Similar to the difficulty faced by scholars of fantasy film, classifying a television program as fantasy can be somewhat problematic given the fluid boundaries of the genre. Not all programs with fantastic elements may qualify as fantasy. Children's programs in particular often feature fantastic elements that do not qualify the program as fantasy, such as the giant talking avian Big Bird of the popular PBS series Sesame Street. Nevertheless, some critics classify certain children's programs that feature traditional fantasy elements such as barbarian characters, wizards, and magic swords as part of the genre.

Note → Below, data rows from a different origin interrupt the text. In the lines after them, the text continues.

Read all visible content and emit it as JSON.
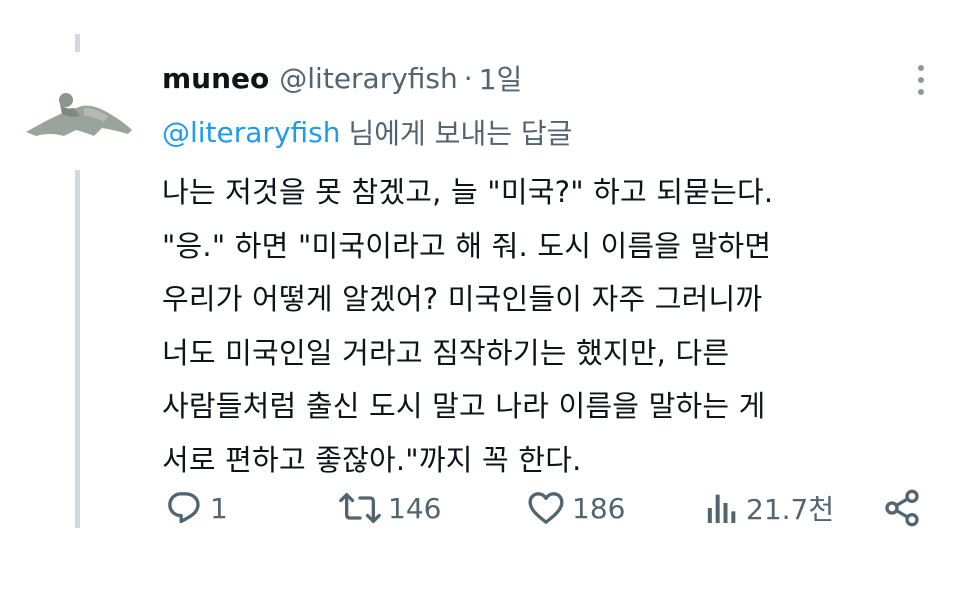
{
  "tweet": {
    "author_name": "muneo",
    "author_handle": "@literaryfish",
    "separator": "·",
    "timestamp": "1일",
    "reply_to_mention": "@literaryfish",
    "reply_to_text": "님에게 보내는 답글",
    "body_lines": [
      "나는 저것을 못 참겠고, 늘 \"미국?\" 하고 되묻는다.",
      "\"응.\" 하면 \"미국이라고 해 줘. 도시 이름을 말하면",
      "우리가 어떻게 알겠어? 미국인들이 자주 그러니까",
      "너도 미국인일 거라고 짐작하기는 했지만, 다른",
      "사람들처럼 출신 도시 말고 나라 이름을 말하는 게",
      "서로 편하고 좋잖아.\"까지 꼭 한다."
    ]
  },
  "actions": {
    "replies": "1",
    "retweets": "146",
    "likes": "186",
    "views": "21.7천"
  },
  "icons": {
    "reply": "reply-icon",
    "retweet": "retweet-icon",
    "like": "heart-icon",
    "views": "views-icon",
    "share": "share-icon",
    "more": "more-icon"
  },
  "colors": {
    "text": "#0f1419",
    "secondary": "#536471",
    "accent": "#1d9bf0",
    "thread_line": "#cfd9de"
  }
}
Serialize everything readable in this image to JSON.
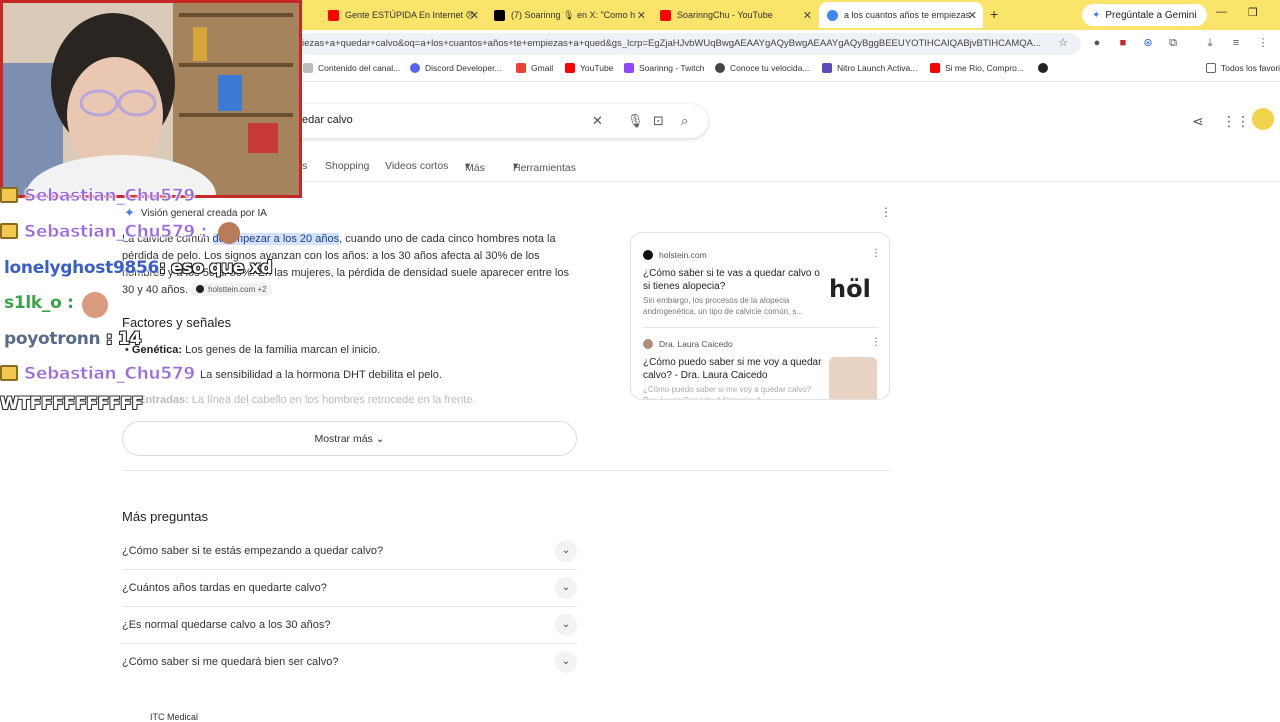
{
  "tabs": [
    {
      "title": "Gente ESTÚPIDA En Internet 😠",
      "fav": "#ff0000"
    },
    {
      "title": "(7) Soarinng 🎙 en X: \"Como h",
      "fav": "#000000"
    },
    {
      "title": "SoarinngChu - YouTube",
      "fav": "#ff0000"
    },
    {
      "title": "a los cuantos años te empiezas",
      "fav": "#4285f4"
    }
  ],
  "gemini_label": "Pregúntale a Gemini",
  "address": "iezas+a+quedar+calvo&oq=a+los+cuantos+años+te+empiezas+a+qued&gs_lcrp=EgZjaHJvbWUqBwgAEAAYgAQyBwgAEAAYgAQyBggBEEUYOTIHCAIQABjvBTIHCAMQA...",
  "bookmarks": [
    "Contenido del canal...",
    "Discord Developer...",
    "Gmail",
    "YouTube",
    "Soarinng - Twitch",
    "Conoce tu velocida...",
    "Nitro Launch Activa...",
    "Si me Rio, Compro...",
    "Todos los favori"
  ],
  "search": {
    "query": "edar calvo"
  },
  "filters": [
    "s",
    "Shopping",
    "Videos cortos",
    "Más",
    "Herramientas"
  ],
  "ai": {
    "header": "Visión general creada por IA",
    "p_start": "La calvicie común ",
    "p_highlight": "de empezar a los 20 años",
    "p_rest": ", cuando uno de cada cinco hombres nota la pérdida de pelo. Los signos avanzan con los años: a los 30 años afecta al 30% de los hombres y a los 50 al 50%. En las mujeres, la pérdida de densidad suele aparecer entre los 30 y 40 años.",
    "cite": "holsttein.com +2",
    "section_title": "Factores y señales",
    "bullet1_label": "Genética:",
    "bullet1_text": " Los genes de la familia marcan el inicio.",
    "bullet2_text": "La sensibilidad a la hormona DHT debilita el pelo.",
    "bullet3_label": "Entradas:",
    "bullet3_text": " La línea del cabello en los hombres retrocede en la frente.",
    "show_more": "Mostrar más"
  },
  "sources": [
    {
      "site": "holstein.com",
      "title": "¿Cómo saber si te vas a quedar calvo o si tienes alopecia?",
      "snippet": "Sin embargo, los procesos de la alopecia androgenética, un tipo de calvicie común, s...",
      "logo": "höl"
    },
    {
      "site": "Dra. Laura Caicedo",
      "title": "¿Cómo puedo saber si me voy a quedar calvo? - Dra. Laura Caicedo",
      "snippet": "¿Cómo puedo saber si me voy a quedar calvo? Dra. Laura Caicedo. * Alopecia. *"
    }
  ],
  "paa": {
    "title": "Más preguntas",
    "questions": [
      "¿Cómo saber si te estás empezando a quedar calvo?",
      "¿Cuántos años tardas en quedarte calvo?",
      "¿Es normal quedarse calvo a los 30 años?",
      "¿Cómo saber si me quedará bien ser calvo?"
    ]
  },
  "bottom_result": "ITC Medical",
  "chat": [
    {
      "user": "Sebastian_Chu579",
      "msg": ""
    },
    {
      "user": "Sebastian_Chu579 :",
      "msg": ""
    },
    {
      "user": "lonelyghost9856",
      "msg": ": eso que xd"
    },
    {
      "user": "s1lk_o :",
      "msg": ""
    },
    {
      "user": "poyotronn",
      "msg": " : 14"
    },
    {
      "user": "Sebastian_Chu579",
      "msg": ""
    },
    {
      "user": "WTFFFFFFFFFF",
      "msg": ""
    }
  ],
  "colors": {
    "tabbar": "#fbe46a",
    "webcam_border": "#c62828",
    "highlight": "#d4e3fb"
  }
}
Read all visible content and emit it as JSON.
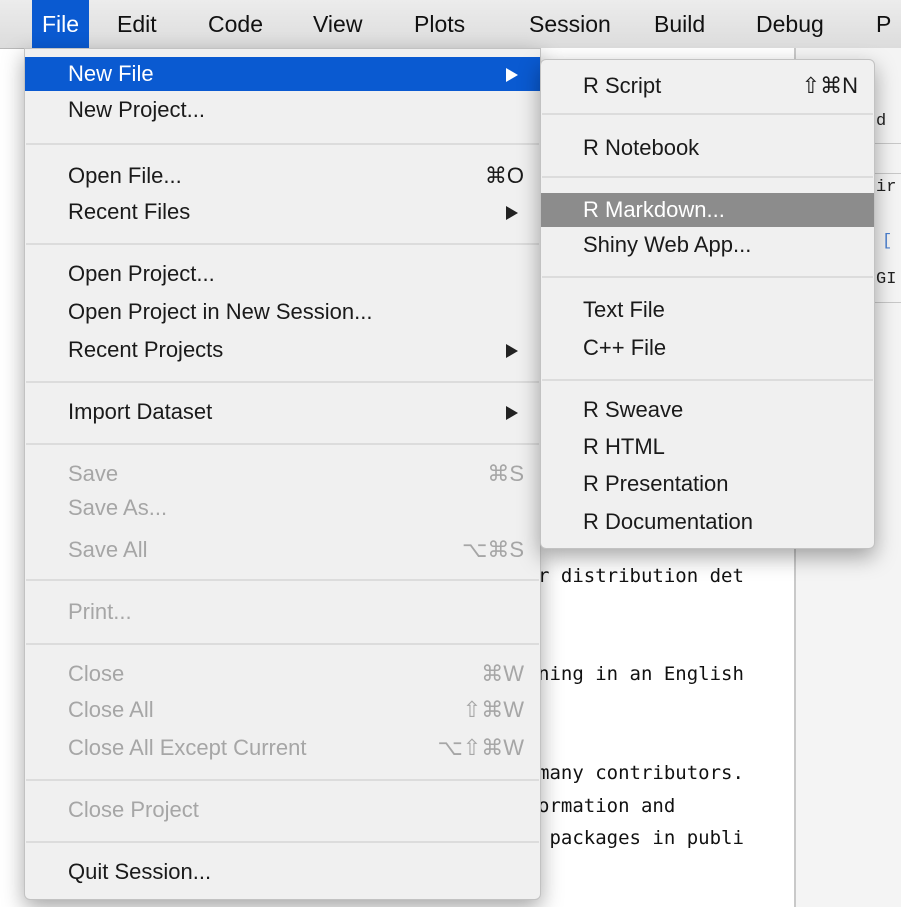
{
  "menubar": [
    "File",
    "Edit",
    "Code",
    "View",
    "Plots",
    "Session",
    "Build",
    "Debug",
    "P"
  ],
  "file_menu": {
    "items": [
      {
        "label": "New File",
        "shortcut": "",
        "has_arrow": true,
        "state": "highlighted"
      },
      {
        "label": "New Project...",
        "shortcut": "",
        "has_arrow": false,
        "state": "enabled"
      },
      {
        "label": "Open File...",
        "shortcut": "⌘O",
        "has_arrow": false,
        "state": "enabled"
      },
      {
        "label": "Recent Files",
        "shortcut": "",
        "has_arrow": true,
        "state": "enabled"
      },
      {
        "label": "Open Project...",
        "shortcut": "",
        "has_arrow": false,
        "state": "enabled"
      },
      {
        "label": "Open Project in New Session...",
        "shortcut": "",
        "has_arrow": false,
        "state": "enabled"
      },
      {
        "label": "Recent Projects",
        "shortcut": "",
        "has_arrow": true,
        "state": "enabled"
      },
      {
        "label": "Import Dataset",
        "shortcut": "",
        "has_arrow": true,
        "state": "enabled"
      },
      {
        "label": "Save",
        "shortcut": "⌘S",
        "has_arrow": false,
        "state": "disabled"
      },
      {
        "label": "Save As...",
        "shortcut": "",
        "has_arrow": false,
        "state": "disabled"
      },
      {
        "label": "Save All",
        "shortcut": "⌥⌘S",
        "has_arrow": false,
        "state": "disabled"
      },
      {
        "label": "Print...",
        "shortcut": "",
        "has_arrow": false,
        "state": "disabled"
      },
      {
        "label": "Close",
        "shortcut": "⌘W",
        "has_arrow": false,
        "state": "disabled"
      },
      {
        "label": "Close All",
        "shortcut": "⇧⌘W",
        "has_arrow": false,
        "state": "disabled"
      },
      {
        "label": "Close All Except Current",
        "shortcut": "⌥⇧⌘W",
        "has_arrow": false,
        "state": "disabled"
      },
      {
        "label": "Close Project",
        "shortcut": "",
        "has_arrow": false,
        "state": "disabled"
      },
      {
        "label": "Quit Session...",
        "shortcut": "",
        "has_arrow": false,
        "state": "enabled"
      }
    ]
  },
  "new_file_submenu": {
    "items": [
      {
        "label": "R Script",
        "shortcut": "⇧⌘N",
        "state": "enabled"
      },
      {
        "label": "R Notebook",
        "shortcut": "",
        "state": "enabled"
      },
      {
        "label": "R Markdown...",
        "shortcut": "",
        "state": "highlighted"
      },
      {
        "label": "Shiny Web App...",
        "shortcut": "",
        "state": "enabled"
      },
      {
        "label": "Text File",
        "shortcut": "",
        "state": "enabled"
      },
      {
        "label": "C++ File",
        "shortcut": "",
        "state": "enabled"
      },
      {
        "label": "R Sweave",
        "shortcut": "",
        "state": "enabled"
      },
      {
        "label": "R HTML",
        "shortcut": "",
        "state": "enabled"
      },
      {
        "label": "R Presentation",
        "shortcut": "",
        "state": "enabled"
      },
      {
        "label": "R Documentation",
        "shortcut": "",
        "state": "enabled"
      }
    ]
  },
  "background_code": [
    "r distribution det",
    "ning in an English",
    "many contributors.",
    "ormation and",
    " packages in publi"
  ],
  "right_pane_fragments": [
    "d",
    "ir",
    "[",
    "GI"
  ],
  "colors": {
    "highlight": "#0a5ad1",
    "submenu_highlight": "#8c8c8c",
    "disabled_text": "#a6a6a6"
  }
}
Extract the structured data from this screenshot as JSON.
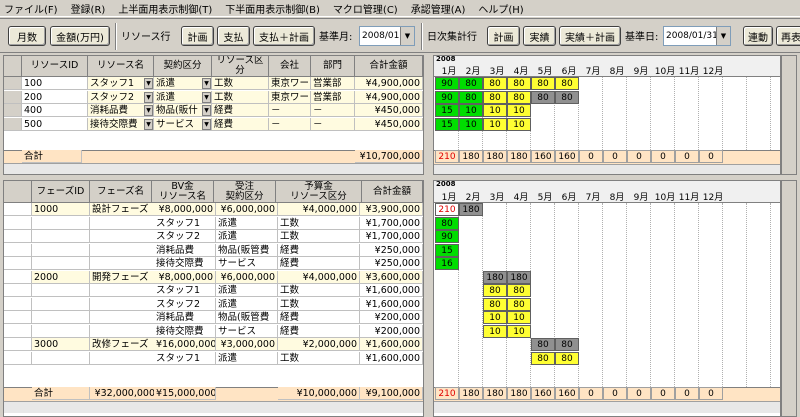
{
  "menu": [
    "ファイル(F)",
    "登録(R)",
    "上半面用表示制御(T)",
    "下半面用表示制御(B)",
    "マクロ管理(C)",
    "承認管理(A)",
    "ヘルプ(H)"
  ],
  "toolbar": {
    "btn_count": "月数",
    "btn_amount": "金額(万円)",
    "label_resource": "リソース行",
    "btn_plan": "計画",
    "btn_pay": "支払",
    "btn_pay_plan": "支払＋計画",
    "label_base_month": "基準月:",
    "base_month": "2008/01",
    "label_daily": "日次集計行",
    "btn_plan2": "計画",
    "btn_actual": "実績",
    "btn_actual_plan": "実績＋計画",
    "label_base_date": "基準日:",
    "base_date": "2008/01/31",
    "btn_link": "連動",
    "btn_redisp": "再表"
  },
  "upper": {
    "headers": [
      "リソースID",
      "リソース名",
      "契約区分",
      "リソース区分",
      "会社",
      "部門",
      "合計金額"
    ],
    "rows": [
      {
        "id": "100",
        "name": "スタッフ1",
        "contract": "派遣",
        "rtype": "工数",
        "company": "東京ワー",
        "dept": "営業部",
        "total": "¥4,900,000"
      },
      {
        "id": "200",
        "name": "スタッフ2",
        "contract": "派遣",
        "rtype": "工数",
        "company": "東京ワー",
        "dept": "営業部",
        "total": "¥4,900,000"
      },
      {
        "id": "400",
        "name": "消耗品費",
        "contract": "物品(販什",
        "rtype": "経費",
        "company": "－",
        "dept": "－",
        "total": "¥450,000"
      },
      {
        "id": "500",
        "name": "接待交際費",
        "contract": "サービス",
        "rtype": "経費",
        "company": "－",
        "dept": "－",
        "total": "¥450,000"
      }
    ],
    "total_label": "合計",
    "total_value": "¥10,700,000",
    "year": "2008",
    "months": [
      "1月",
      "2月",
      "3月",
      "4月",
      "5月",
      "6月",
      "7月",
      "8月",
      "9月",
      "10月",
      "11月",
      "12月"
    ],
    "cal": [
      [
        [
          "90",
          "g"
        ],
        [
          "80",
          "g"
        ],
        [
          "80",
          "y"
        ],
        [
          "80",
          "y"
        ],
        [
          "80",
          "y"
        ],
        [
          "80",
          "y"
        ]
      ],
      [
        [
          "90",
          "g"
        ],
        [
          "80",
          "g"
        ],
        [
          "80",
          "y"
        ],
        [
          "80",
          "y"
        ],
        [
          "80",
          "gr"
        ],
        [
          "80",
          "gr"
        ]
      ],
      [
        [
          "15",
          "g"
        ],
        [
          "10",
          "g"
        ],
        [
          "10",
          "y"
        ],
        [
          "10",
          "y"
        ],
        null,
        null
      ],
      [
        [
          "15",
          "g"
        ],
        [
          "10",
          "g"
        ],
        [
          "10",
          "y"
        ],
        [
          "10",
          "y"
        ],
        null,
        null
      ]
    ],
    "cal_totals": [
      "210",
      "180",
      "180",
      "180",
      "160",
      "160",
      "0",
      "0",
      "0",
      "0",
      "0",
      "0"
    ]
  },
  "lower": {
    "headers": [
      "フェーズID",
      "フェーズ名",
      "BV金\nリソース名",
      "受注\n契約区分",
      "予算金\nリソース区分",
      "合計金額"
    ],
    "rows": [
      {
        "c0": "1000",
        "c1": "設計フェーズ",
        "c2": "¥8,000,000",
        "c3": "¥6,000,000",
        "c4": "¥4,000,000",
        "c5": "¥3,900,000",
        "phase": true
      },
      {
        "c0": "",
        "c1": "",
        "c2": "スタッフ1",
        "c3": "派遣",
        "c4": "工数",
        "c5": "¥1,700,000"
      },
      {
        "c0": "",
        "c1": "",
        "c2": "スタッフ2",
        "c3": "派遣",
        "c4": "工数",
        "c5": "¥1,700,000"
      },
      {
        "c0": "",
        "c1": "",
        "c2": "消耗品費",
        "c3": "物品(販管費",
        "c4": "経費",
        "c5": "¥250,000"
      },
      {
        "c0": "",
        "c1": "",
        "c2": "接待交際費",
        "c3": "サービス",
        "c4": "経費",
        "c5": "¥250,000"
      },
      {
        "c0": "2000",
        "c1": "開発フェーズ",
        "c2": "¥8,000,000",
        "c3": "¥6,000,000",
        "c4": "¥4,000,000",
        "c5": "¥3,600,000",
        "phase": true
      },
      {
        "c0": "",
        "c1": "",
        "c2": "スタッフ1",
        "c3": "派遣",
        "c4": "工数",
        "c5": "¥1,600,000"
      },
      {
        "c0": "",
        "c1": "",
        "c2": "スタッフ2",
        "c3": "派遣",
        "c4": "工数",
        "c5": "¥1,600,000"
      },
      {
        "c0": "",
        "c1": "",
        "c2": "消耗品費",
        "c3": "物品(販管費",
        "c4": "経費",
        "c5": "¥200,000"
      },
      {
        "c0": "",
        "c1": "",
        "c2": "接待交際費",
        "c3": "サービス",
        "c4": "経費",
        "c5": "¥200,000"
      },
      {
        "c0": "3000",
        "c1": "改修フェーズ",
        "c2": "¥16,000,000",
        "c3": "¥3,000,000",
        "c4": "¥2,000,000",
        "c5": "¥1,600,000",
        "phase": true
      },
      {
        "c0": "",
        "c1": "",
        "c2": "スタッフ1",
        "c3": "派遣",
        "c4": "工数",
        "c5": "¥1,600,000"
      }
    ],
    "total_label": "合計",
    "total_c2": "¥32,000,000",
    "total_c3": "¥15,000,000",
    "total_c4": "¥10,000,000",
    "total_c5": "¥9,100,000",
    "year": "2008",
    "months": [
      "1月",
      "2月",
      "3月",
      "4月",
      "5月",
      "6月",
      "7月",
      "8月",
      "9月",
      "10月",
      "11月",
      "12月"
    ],
    "cal": [
      [
        [
          "210",
          "red"
        ],
        [
          "180",
          "gr"
        ]
      ],
      [
        [
          "80",
          "g"
        ]
      ],
      [
        [
          "90",
          "g"
        ]
      ],
      [
        [
          "15",
          "g"
        ]
      ],
      [
        [
          "16",
          "g"
        ]
      ],
      [
        null,
        null,
        [
          "180",
          "gr"
        ],
        [
          "180",
          "gr"
        ]
      ],
      [
        null,
        null,
        [
          "80",
          "y"
        ],
        [
          "80",
          "y"
        ]
      ],
      [
        null,
        null,
        [
          "80",
          "y"
        ],
        [
          "80",
          "y"
        ]
      ],
      [
        null,
        null,
        [
          "10",
          "y"
        ],
        [
          "10",
          "y"
        ]
      ],
      [
        null,
        null,
        [
          "10",
          "y"
        ],
        [
          "10",
          "y"
        ]
      ],
      [
        null,
        null,
        null,
        null,
        [
          "80",
          "gr"
        ],
        [
          "80",
          "gr"
        ]
      ],
      [
        null,
        null,
        null,
        null,
        [
          "80",
          "y"
        ],
        [
          "80",
          "y"
        ]
      ]
    ],
    "cal_totals": [
      "210",
      "180",
      "180",
      "180",
      "160",
      "160",
      "0",
      "0",
      "0",
      "0",
      "0",
      "0"
    ]
  }
}
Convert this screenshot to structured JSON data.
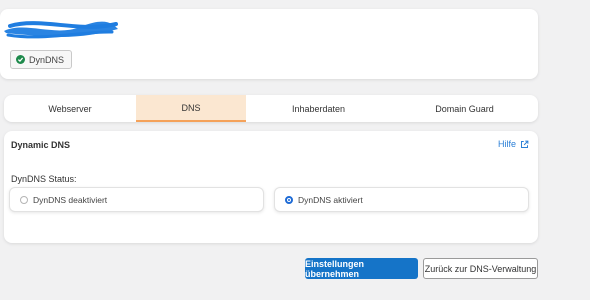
{
  "header": {
    "badge_label": "DynDNS",
    "badge_icon": "check-circle-icon"
  },
  "tabs": [
    {
      "label": "Webserver",
      "active": false
    },
    {
      "label": "DNS",
      "active": true
    },
    {
      "label": "Inhaberdaten",
      "active": false
    },
    {
      "label": "Domain Guard",
      "active": false
    }
  ],
  "dynamic_dns": {
    "title": "Dynamic DNS",
    "help_label": "Hilfe",
    "help_icon": "external-link-icon",
    "status_label": "DynDNS Status:",
    "options": [
      {
        "label": "DynDNS deaktiviert",
        "selected": false
      },
      {
        "label": "DynDNS aktiviert",
        "selected": true
      }
    ]
  },
  "actions": {
    "apply_label": "Einstellungen übernehmen",
    "back_label": "Zurück zur DNS-Verwaltung"
  },
  "colors": {
    "accent": "#1574c8",
    "active_tab_bg": "#fbe7d1",
    "active_tab_border": "#f5a25a",
    "success": "#1e8a4c",
    "link": "#2a7fd6",
    "redaction": "#1f7de0"
  }
}
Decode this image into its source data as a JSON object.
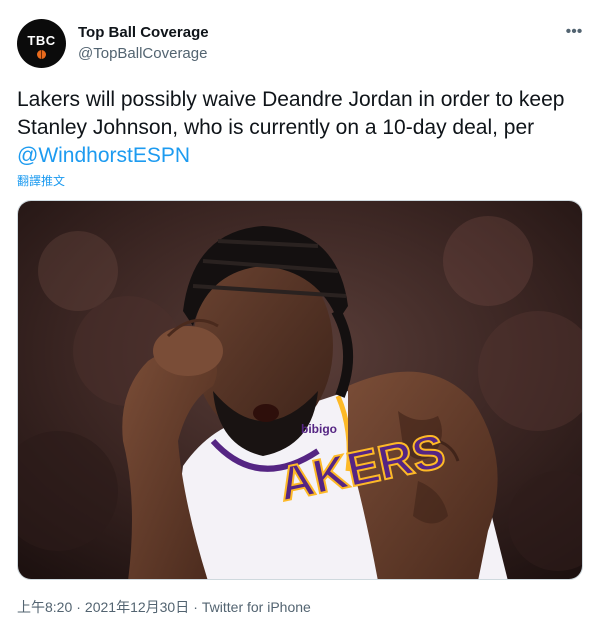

See, for example, He-Man and the Masters of the Universe.
Programs for general audiences may also be difficult to classify. The program The Twilight Zone presented a series of unrelated stories, some of which were works of science fiction and some of which were tales of fantasy. The more generic term "speculative fiction" might be appropriate for such shows. Other series blend the fantasy and horror genres, such as the fan favorites Buffy the Vampire Slayer and Angel. And still other programs feature dream sequences or other surreal elements, yet would not be considered fantasy shows by most fans or critics. Some of these programs serve as examples of the magical realism genre rather than fantasy, such as HBO's Six Feet Under, which featured a realistic setting except for occasional scenes in which living and dead characters interact. In the United Kingdom, the term "telefantasy" is used as an umbrella term to collectively describe all types of programs that feature elements of the fantastic.
Some critics consider Superhero programs to be works of fantasy ("Superhero fantasy"), but others classify them as science fiction and still others consider them to be their own genre of programming. See, for example Wonder Woman and Lois & Clark. Proper classification is similarly ambiguous for the Tokusatsu superhero programs from Japan, such as Magical Squadron Magic Ranger.
A wide variety of fantasy subgenres have been represented on television, both as original series and as television broadcasts of fantasy films. Typical examples of original programming in various subgenres include: